Keri: Another nice large one.
Glenn: Wow, you got the magic touch today. You need the net on that one too?
Keri: Yeah, please.
Glenn: Come here net. There you are.
Keri: Look at me. Look at me. Look at me. I got the magic touch today. All right.
Glenn: Cold water fishing.
Keri: And this fish is cold.
Glenn: Cold water jigs.
Keri: Not as big as the last one, but I'll take it.

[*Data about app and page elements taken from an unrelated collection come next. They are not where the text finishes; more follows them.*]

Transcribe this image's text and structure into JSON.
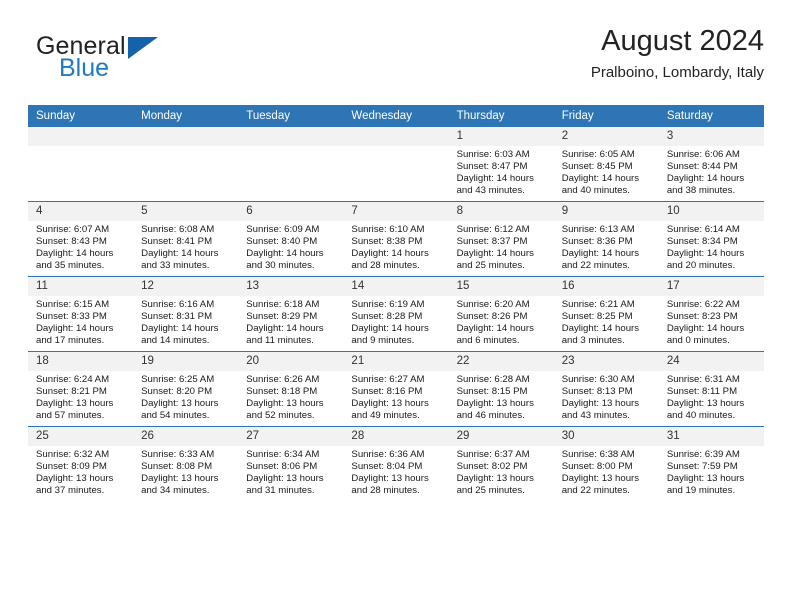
{
  "brand": {
    "word_one": "General",
    "word_two": "Blue",
    "logo_icon": "triangle-logo-icon",
    "accent_color": "#1463a8",
    "blue_text_color": "#1f7bc1"
  },
  "header": {
    "title": "August 2024",
    "subtitle": "Pralboino, Lombardy, Italy"
  },
  "theme": {
    "header_row_color": "#2e75b6",
    "daynum_band_color": "#f2f2f2",
    "text_color": "#1a1a1a"
  },
  "weekdays": [
    "Sunday",
    "Monday",
    "Tuesday",
    "Wednesday",
    "Thursday",
    "Friday",
    "Saturday"
  ],
  "weeks": [
    [
      {
        "day": "",
        "empty": true
      },
      {
        "day": "",
        "empty": true
      },
      {
        "day": "",
        "empty": true
      },
      {
        "day": "",
        "empty": true
      },
      {
        "day": "1",
        "sunrise": "Sunrise: 6:03 AM",
        "sunset": "Sunset: 8:47 PM",
        "daylight": "Daylight: 14 hours and 43 minutes."
      },
      {
        "day": "2",
        "sunrise": "Sunrise: 6:05 AM",
        "sunset": "Sunset: 8:45 PM",
        "daylight": "Daylight: 14 hours and 40 minutes."
      },
      {
        "day": "3",
        "sunrise": "Sunrise: 6:06 AM",
        "sunset": "Sunset: 8:44 PM",
        "daylight": "Daylight: 14 hours and 38 minutes."
      }
    ],
    [
      {
        "day": "4",
        "sunrise": "Sunrise: 6:07 AM",
        "sunset": "Sunset: 8:43 PM",
        "daylight": "Daylight: 14 hours and 35 minutes."
      },
      {
        "day": "5",
        "sunrise": "Sunrise: 6:08 AM",
        "sunset": "Sunset: 8:41 PM",
        "daylight": "Daylight: 14 hours and 33 minutes."
      },
      {
        "day": "6",
        "sunrise": "Sunrise: 6:09 AM",
        "sunset": "Sunset: 8:40 PM",
        "daylight": "Daylight: 14 hours and 30 minutes."
      },
      {
        "day": "7",
        "sunrise": "Sunrise: 6:10 AM",
        "sunset": "Sunset: 8:38 PM",
        "daylight": "Daylight: 14 hours and 28 minutes."
      },
      {
        "day": "8",
        "sunrise": "Sunrise: 6:12 AM",
        "sunset": "Sunset: 8:37 PM",
        "daylight": "Daylight: 14 hours and 25 minutes."
      },
      {
        "day": "9",
        "sunrise": "Sunrise: 6:13 AM",
        "sunset": "Sunset: 8:36 PM",
        "daylight": "Daylight: 14 hours and 22 minutes."
      },
      {
        "day": "10",
        "sunrise": "Sunrise: 6:14 AM",
        "sunset": "Sunset: 8:34 PM",
        "daylight": "Daylight: 14 hours and 20 minutes."
      }
    ],
    [
      {
        "day": "11",
        "sunrise": "Sunrise: 6:15 AM",
        "sunset": "Sunset: 8:33 PM",
        "daylight": "Daylight: 14 hours and 17 minutes."
      },
      {
        "day": "12",
        "sunrise": "Sunrise: 6:16 AM",
        "sunset": "Sunset: 8:31 PM",
        "daylight": "Daylight: 14 hours and 14 minutes."
      },
      {
        "day": "13",
        "sunrise": "Sunrise: 6:18 AM",
        "sunset": "Sunset: 8:29 PM",
        "daylight": "Daylight: 14 hours and 11 minutes."
      },
      {
        "day": "14",
        "sunrise": "Sunrise: 6:19 AM",
        "sunset": "Sunset: 8:28 PM",
        "daylight": "Daylight: 14 hours and 9 minutes."
      },
      {
        "day": "15",
        "sunrise": "Sunrise: 6:20 AM",
        "sunset": "Sunset: 8:26 PM",
        "daylight": "Daylight: 14 hours and 6 minutes."
      },
      {
        "day": "16",
        "sunrise": "Sunrise: 6:21 AM",
        "sunset": "Sunset: 8:25 PM",
        "daylight": "Daylight: 14 hours and 3 minutes."
      },
      {
        "day": "17",
        "sunrise": "Sunrise: 6:22 AM",
        "sunset": "Sunset: 8:23 PM",
        "daylight": "Daylight: 14 hours and 0 minutes."
      }
    ],
    [
      {
        "day": "18",
        "sunrise": "Sunrise: 6:24 AM",
        "sunset": "Sunset: 8:21 PM",
        "daylight": "Daylight: 13 hours and 57 minutes."
      },
      {
        "day": "19",
        "sunrise": "Sunrise: 6:25 AM",
        "sunset": "Sunset: 8:20 PM",
        "daylight": "Daylight: 13 hours and 54 minutes."
      },
      {
        "day": "20",
        "sunrise": "Sunrise: 6:26 AM",
        "sunset": "Sunset: 8:18 PM",
        "daylight": "Daylight: 13 hours and 52 minutes."
      },
      {
        "day": "21",
        "sunrise": "Sunrise: 6:27 AM",
        "sunset": "Sunset: 8:16 PM",
        "daylight": "Daylight: 13 hours and 49 minutes."
      },
      {
        "day": "22",
        "sunrise": "Sunrise: 6:28 AM",
        "sunset": "Sunset: 8:15 PM",
        "daylight": "Daylight: 13 hours and 46 minutes."
      },
      {
        "day": "23",
        "sunrise": "Sunrise: 6:30 AM",
        "sunset": "Sunset: 8:13 PM",
        "daylight": "Daylight: 13 hours and 43 minutes."
      },
      {
        "day": "24",
        "sunrise": "Sunrise: 6:31 AM",
        "sunset": "Sunset: 8:11 PM",
        "daylight": "Daylight: 13 hours and 40 minutes."
      }
    ],
    [
      {
        "day": "25",
        "sunrise": "Sunrise: 6:32 AM",
        "sunset": "Sunset: 8:09 PM",
        "daylight": "Daylight: 13 hours and 37 minutes."
      },
      {
        "day": "26",
        "sunrise": "Sunrise: 6:33 AM",
        "sunset": "Sunset: 8:08 PM",
        "daylight": "Daylight: 13 hours and 34 minutes."
      },
      {
        "day": "27",
        "sunrise": "Sunrise: 6:34 AM",
        "sunset": "Sunset: 8:06 PM",
        "daylight": "Daylight: 13 hours and 31 minutes."
      },
      {
        "day": "28",
        "sunrise": "Sunrise: 6:36 AM",
        "sunset": "Sunset: 8:04 PM",
        "daylight": "Daylight: 13 hours and 28 minutes."
      },
      {
        "day": "29",
        "sunrise": "Sunrise: 6:37 AM",
        "sunset": "Sunset: 8:02 PM",
        "daylight": "Daylight: 13 hours and 25 minutes."
      },
      {
        "day": "30",
        "sunrise": "Sunrise: 6:38 AM",
        "sunset": "Sunset: 8:00 PM",
        "daylight": "Daylight: 13 hours and 22 minutes."
      },
      {
        "day": "31",
        "sunrise": "Sunrise: 6:39 AM",
        "sunset": "Sunset: 7:59 PM",
        "daylight": "Daylight: 13 hours and 19 minutes."
      }
    ]
  ]
}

Glenn: Now, once you catch a fish, bring some buoys along. Marker buoys, because what I do is I'll kick a marker buoy over the side of the boat. That's not the position where the fish are. I mark it right next to the boat because now I've got the angle relative to that structure figured out that's where I picked up a fish, so I wanna replicate that. So mark it. Put the buoy down. Now, you can keep that boat next to that marker buoy and keep making casts with that angle with this jig. And a lot of times you won't be fast and heavy action, it's not like you can catch a fish every single cast. But, you will increase your likelihood of catching more fish off that piece of structure now that you figured out what cast you need to make.

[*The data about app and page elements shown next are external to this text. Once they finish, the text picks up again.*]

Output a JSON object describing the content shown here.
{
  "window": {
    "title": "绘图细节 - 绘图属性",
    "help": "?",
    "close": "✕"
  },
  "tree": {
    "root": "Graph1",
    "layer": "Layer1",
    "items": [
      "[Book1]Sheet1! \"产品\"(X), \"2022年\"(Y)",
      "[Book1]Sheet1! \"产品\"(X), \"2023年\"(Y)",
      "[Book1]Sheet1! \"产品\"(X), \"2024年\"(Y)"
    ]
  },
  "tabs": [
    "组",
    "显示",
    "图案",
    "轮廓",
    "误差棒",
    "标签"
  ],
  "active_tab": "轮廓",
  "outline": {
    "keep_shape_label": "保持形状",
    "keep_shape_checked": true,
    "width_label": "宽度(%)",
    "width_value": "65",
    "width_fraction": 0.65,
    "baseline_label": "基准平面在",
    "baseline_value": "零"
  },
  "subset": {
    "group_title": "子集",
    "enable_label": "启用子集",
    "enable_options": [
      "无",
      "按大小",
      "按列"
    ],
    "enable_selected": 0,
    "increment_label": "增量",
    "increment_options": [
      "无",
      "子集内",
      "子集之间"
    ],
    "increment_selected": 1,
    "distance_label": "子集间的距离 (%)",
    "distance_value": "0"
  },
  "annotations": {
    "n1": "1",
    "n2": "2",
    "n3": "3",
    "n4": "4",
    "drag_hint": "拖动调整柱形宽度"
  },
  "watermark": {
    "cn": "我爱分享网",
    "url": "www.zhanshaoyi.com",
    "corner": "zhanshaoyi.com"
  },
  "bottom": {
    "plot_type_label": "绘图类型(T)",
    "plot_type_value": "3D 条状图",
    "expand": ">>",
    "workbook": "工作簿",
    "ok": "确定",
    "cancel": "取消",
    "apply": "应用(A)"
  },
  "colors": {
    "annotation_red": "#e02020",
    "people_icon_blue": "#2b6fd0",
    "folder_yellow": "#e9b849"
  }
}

Once you clear out that area and catch a few more fish and the bite dies off, then move down and go to the next piece of structure, be it a point or a hump or ridge, and just rinse, lather, repeat.

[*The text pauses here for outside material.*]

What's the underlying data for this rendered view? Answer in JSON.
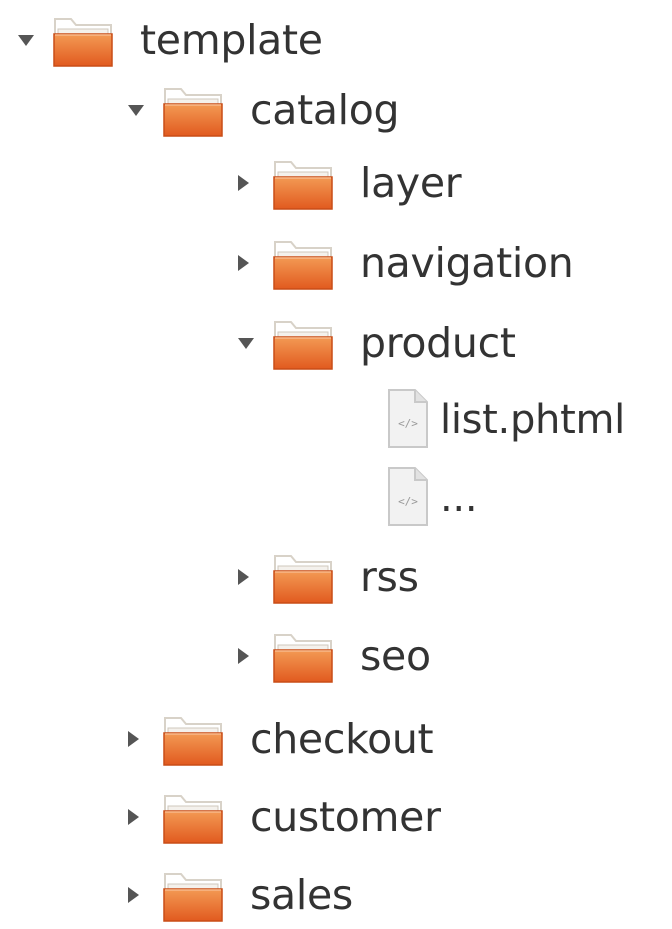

With that kinda methodical approach, that is going to help you catch a lot more fish.
But one of the thing that I want to talk about here, besides dragging it, and this is what I talked about before, they want this vertical drop because the structure has that real sharp drop. A lot of times what you're doing is you're pulling it right along, along, along, and then you hit to that drop and it boom. It falls 5, 10, 15 feet, whatever it is. The fish are sometimes gonna be positioned right along that edge or right on what I call the knee, right in the bottom where it connects to the bottom of the lake. If you're using a different kinda jig like I said that kinda swirls and goes down, what happens is that it'll swim out and land away from that knee, or it'll pull away from that ledge. Make that cast. Pull up to the edge of that drop, and when it starts to drop hit the button and let her freefall. Just peel out some line if you need to. Peel it out. Peel that line, because you want it to fall straight down, a vertical drop right along that edge. That's why that football jig works so well because it does fall straight down, but you have to work it too. That vertical drop is critical to keeping it in the strike zone.
So, that's how I fish at deep water, in cold water. Maintain confidence, keep your focus, and by all means, stay warm and have a lot of fun catching a lot of big bass. Hope that helps. For more tips and tricks like that visit BassResource.com.